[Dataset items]

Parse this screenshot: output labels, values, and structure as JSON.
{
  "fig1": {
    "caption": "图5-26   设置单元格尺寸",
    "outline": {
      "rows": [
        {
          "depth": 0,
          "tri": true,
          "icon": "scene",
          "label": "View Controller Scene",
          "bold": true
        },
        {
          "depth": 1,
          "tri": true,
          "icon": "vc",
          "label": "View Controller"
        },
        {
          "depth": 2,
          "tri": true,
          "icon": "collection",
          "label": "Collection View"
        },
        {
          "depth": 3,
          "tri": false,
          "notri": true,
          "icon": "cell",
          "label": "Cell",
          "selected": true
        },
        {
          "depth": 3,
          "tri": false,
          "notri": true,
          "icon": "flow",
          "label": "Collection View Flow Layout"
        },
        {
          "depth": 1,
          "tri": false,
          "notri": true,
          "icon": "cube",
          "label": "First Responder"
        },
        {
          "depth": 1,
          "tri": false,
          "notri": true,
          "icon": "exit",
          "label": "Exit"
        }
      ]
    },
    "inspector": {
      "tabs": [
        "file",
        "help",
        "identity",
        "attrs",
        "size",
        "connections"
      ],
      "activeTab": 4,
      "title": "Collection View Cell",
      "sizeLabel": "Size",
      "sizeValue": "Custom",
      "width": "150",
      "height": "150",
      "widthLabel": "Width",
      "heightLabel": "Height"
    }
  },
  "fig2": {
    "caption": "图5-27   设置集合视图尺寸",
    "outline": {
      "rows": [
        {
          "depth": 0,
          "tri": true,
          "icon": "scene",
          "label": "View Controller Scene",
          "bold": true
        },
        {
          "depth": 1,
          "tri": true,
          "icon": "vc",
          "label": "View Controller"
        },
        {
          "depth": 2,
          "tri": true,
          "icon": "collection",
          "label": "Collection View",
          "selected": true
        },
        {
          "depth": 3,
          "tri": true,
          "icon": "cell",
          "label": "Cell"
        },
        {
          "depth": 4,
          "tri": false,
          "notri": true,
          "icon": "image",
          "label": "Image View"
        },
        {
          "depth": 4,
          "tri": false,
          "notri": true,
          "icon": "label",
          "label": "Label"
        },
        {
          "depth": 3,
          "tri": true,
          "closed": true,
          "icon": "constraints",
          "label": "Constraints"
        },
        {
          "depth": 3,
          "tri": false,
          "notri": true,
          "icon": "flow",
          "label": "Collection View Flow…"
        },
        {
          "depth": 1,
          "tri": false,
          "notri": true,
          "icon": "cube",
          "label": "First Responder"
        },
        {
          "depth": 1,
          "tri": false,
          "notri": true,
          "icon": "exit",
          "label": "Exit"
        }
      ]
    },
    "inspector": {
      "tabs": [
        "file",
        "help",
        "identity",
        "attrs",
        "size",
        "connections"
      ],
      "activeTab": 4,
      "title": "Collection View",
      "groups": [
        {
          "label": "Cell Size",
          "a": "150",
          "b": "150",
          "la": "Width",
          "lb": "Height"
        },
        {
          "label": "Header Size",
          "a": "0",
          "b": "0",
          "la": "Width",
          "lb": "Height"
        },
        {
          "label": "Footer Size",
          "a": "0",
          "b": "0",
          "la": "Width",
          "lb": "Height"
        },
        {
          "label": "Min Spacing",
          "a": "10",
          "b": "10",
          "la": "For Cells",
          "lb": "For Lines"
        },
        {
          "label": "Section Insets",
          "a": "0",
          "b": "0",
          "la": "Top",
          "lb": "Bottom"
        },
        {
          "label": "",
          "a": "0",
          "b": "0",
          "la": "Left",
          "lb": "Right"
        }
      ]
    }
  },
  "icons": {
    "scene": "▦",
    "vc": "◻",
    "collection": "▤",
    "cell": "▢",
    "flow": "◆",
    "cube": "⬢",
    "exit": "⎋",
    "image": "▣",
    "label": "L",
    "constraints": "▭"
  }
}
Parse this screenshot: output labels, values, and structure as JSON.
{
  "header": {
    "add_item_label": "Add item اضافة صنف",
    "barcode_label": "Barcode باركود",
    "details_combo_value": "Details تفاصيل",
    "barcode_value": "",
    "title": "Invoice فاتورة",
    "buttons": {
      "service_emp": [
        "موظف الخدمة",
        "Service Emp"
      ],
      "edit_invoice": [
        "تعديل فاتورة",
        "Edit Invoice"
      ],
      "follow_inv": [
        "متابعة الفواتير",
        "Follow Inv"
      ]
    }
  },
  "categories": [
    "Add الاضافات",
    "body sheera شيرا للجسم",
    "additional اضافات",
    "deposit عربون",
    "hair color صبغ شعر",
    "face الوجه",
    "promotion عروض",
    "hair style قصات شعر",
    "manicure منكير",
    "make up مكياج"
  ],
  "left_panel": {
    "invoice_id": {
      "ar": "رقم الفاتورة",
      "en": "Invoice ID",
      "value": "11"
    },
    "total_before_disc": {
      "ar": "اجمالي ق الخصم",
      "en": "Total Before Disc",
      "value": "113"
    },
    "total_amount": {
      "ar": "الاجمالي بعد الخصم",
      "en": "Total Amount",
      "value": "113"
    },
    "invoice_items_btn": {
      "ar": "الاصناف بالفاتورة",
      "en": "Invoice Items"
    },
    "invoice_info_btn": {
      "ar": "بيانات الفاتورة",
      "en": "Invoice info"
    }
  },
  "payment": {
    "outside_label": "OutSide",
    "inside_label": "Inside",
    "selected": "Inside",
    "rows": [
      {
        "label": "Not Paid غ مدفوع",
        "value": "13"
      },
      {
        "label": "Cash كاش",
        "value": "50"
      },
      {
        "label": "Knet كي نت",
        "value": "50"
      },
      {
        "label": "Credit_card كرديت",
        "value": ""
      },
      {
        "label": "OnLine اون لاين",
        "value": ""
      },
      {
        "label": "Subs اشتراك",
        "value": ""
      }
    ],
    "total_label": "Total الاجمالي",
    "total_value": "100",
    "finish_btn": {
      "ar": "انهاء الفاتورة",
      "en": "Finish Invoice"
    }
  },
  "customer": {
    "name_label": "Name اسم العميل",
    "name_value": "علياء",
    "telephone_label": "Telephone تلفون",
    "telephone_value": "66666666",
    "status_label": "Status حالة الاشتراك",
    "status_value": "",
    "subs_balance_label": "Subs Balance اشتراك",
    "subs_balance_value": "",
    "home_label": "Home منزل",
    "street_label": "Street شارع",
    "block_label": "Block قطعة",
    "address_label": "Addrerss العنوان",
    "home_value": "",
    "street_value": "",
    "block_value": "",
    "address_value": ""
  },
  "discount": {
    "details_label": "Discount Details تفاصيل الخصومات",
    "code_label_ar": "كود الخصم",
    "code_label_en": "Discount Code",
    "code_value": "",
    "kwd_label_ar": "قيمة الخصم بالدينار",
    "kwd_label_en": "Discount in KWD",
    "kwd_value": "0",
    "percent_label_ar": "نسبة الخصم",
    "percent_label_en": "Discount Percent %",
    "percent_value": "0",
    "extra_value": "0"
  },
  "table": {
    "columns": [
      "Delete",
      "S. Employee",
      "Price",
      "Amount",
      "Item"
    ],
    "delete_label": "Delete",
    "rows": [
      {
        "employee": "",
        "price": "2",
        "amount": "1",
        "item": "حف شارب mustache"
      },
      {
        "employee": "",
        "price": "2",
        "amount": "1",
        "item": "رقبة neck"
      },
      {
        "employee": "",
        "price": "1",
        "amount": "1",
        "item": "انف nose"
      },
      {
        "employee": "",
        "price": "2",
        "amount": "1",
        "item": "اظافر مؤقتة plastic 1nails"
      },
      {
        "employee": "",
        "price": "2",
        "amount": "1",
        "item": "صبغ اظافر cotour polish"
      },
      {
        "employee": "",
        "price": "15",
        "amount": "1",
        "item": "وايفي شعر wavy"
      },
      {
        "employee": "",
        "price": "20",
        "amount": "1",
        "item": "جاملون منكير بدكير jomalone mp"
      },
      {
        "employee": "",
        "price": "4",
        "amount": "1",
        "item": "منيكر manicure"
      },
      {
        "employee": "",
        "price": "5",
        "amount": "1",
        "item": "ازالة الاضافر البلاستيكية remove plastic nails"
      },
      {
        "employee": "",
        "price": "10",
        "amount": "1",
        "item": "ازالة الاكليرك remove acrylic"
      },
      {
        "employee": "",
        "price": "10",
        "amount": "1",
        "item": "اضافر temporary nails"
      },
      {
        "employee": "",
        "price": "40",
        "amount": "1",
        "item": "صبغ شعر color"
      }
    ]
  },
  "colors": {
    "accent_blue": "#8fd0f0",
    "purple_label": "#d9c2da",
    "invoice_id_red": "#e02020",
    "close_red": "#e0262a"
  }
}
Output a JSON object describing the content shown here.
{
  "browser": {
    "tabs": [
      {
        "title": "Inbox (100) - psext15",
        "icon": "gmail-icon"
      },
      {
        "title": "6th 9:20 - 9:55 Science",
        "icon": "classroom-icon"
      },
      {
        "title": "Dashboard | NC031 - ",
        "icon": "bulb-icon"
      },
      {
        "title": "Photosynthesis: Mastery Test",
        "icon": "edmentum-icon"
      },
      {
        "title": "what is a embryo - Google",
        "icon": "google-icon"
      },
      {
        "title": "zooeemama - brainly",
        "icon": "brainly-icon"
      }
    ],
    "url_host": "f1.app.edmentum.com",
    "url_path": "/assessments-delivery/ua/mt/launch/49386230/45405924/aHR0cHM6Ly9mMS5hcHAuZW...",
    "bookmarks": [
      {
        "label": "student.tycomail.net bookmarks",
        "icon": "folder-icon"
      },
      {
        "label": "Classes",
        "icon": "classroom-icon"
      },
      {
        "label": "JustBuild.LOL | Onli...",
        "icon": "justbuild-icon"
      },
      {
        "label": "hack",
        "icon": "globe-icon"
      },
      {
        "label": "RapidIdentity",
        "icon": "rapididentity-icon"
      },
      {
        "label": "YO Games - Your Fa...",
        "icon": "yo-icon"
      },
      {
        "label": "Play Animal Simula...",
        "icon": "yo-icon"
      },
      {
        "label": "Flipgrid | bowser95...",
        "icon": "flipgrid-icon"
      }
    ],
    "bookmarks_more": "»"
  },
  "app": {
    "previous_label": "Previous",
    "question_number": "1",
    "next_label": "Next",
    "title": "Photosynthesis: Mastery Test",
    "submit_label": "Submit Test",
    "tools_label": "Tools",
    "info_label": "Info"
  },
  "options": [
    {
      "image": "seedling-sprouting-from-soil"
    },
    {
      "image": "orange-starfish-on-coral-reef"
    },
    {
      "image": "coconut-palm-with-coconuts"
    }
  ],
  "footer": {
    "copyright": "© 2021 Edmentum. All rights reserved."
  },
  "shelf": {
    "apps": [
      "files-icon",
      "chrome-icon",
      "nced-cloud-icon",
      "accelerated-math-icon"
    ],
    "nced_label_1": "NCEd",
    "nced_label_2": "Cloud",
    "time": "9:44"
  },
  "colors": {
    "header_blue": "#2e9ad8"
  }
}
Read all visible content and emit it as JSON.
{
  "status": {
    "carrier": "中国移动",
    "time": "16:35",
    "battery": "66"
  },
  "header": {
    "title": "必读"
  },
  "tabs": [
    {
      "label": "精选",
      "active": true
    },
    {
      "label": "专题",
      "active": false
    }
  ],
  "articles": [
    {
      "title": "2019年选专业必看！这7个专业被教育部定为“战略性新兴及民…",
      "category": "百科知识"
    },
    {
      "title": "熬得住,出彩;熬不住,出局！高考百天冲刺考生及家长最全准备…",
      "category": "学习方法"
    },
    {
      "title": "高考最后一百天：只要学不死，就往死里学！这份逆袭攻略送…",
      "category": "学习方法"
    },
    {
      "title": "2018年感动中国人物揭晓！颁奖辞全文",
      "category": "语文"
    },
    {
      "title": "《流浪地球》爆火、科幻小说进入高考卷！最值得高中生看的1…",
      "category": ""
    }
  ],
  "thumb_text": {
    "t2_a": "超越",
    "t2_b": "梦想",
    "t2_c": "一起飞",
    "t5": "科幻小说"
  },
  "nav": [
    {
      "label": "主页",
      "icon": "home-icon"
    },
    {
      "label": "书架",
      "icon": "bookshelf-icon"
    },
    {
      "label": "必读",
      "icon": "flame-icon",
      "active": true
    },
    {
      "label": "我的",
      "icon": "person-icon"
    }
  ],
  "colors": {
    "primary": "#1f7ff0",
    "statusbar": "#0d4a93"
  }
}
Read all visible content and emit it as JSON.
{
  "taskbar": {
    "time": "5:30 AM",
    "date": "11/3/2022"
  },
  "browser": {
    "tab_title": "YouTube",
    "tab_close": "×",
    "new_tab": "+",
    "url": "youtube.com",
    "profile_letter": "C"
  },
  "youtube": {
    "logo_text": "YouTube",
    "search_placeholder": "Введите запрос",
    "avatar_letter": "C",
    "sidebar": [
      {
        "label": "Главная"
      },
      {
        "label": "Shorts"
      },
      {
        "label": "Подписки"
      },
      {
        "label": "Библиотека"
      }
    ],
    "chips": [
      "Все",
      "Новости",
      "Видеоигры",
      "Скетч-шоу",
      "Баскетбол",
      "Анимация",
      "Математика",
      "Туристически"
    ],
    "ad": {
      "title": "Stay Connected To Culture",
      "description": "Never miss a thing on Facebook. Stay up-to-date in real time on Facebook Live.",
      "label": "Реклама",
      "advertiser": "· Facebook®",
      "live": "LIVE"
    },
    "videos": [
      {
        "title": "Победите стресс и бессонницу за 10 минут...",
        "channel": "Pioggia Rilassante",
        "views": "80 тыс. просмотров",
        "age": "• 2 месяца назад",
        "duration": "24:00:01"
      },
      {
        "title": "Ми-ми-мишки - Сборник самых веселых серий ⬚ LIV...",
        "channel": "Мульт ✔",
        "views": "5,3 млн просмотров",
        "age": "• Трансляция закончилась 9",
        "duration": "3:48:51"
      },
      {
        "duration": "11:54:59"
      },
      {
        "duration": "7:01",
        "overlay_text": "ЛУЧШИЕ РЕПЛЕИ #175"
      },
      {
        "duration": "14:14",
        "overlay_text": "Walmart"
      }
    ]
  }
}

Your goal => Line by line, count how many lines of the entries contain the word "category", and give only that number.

Answer box => 5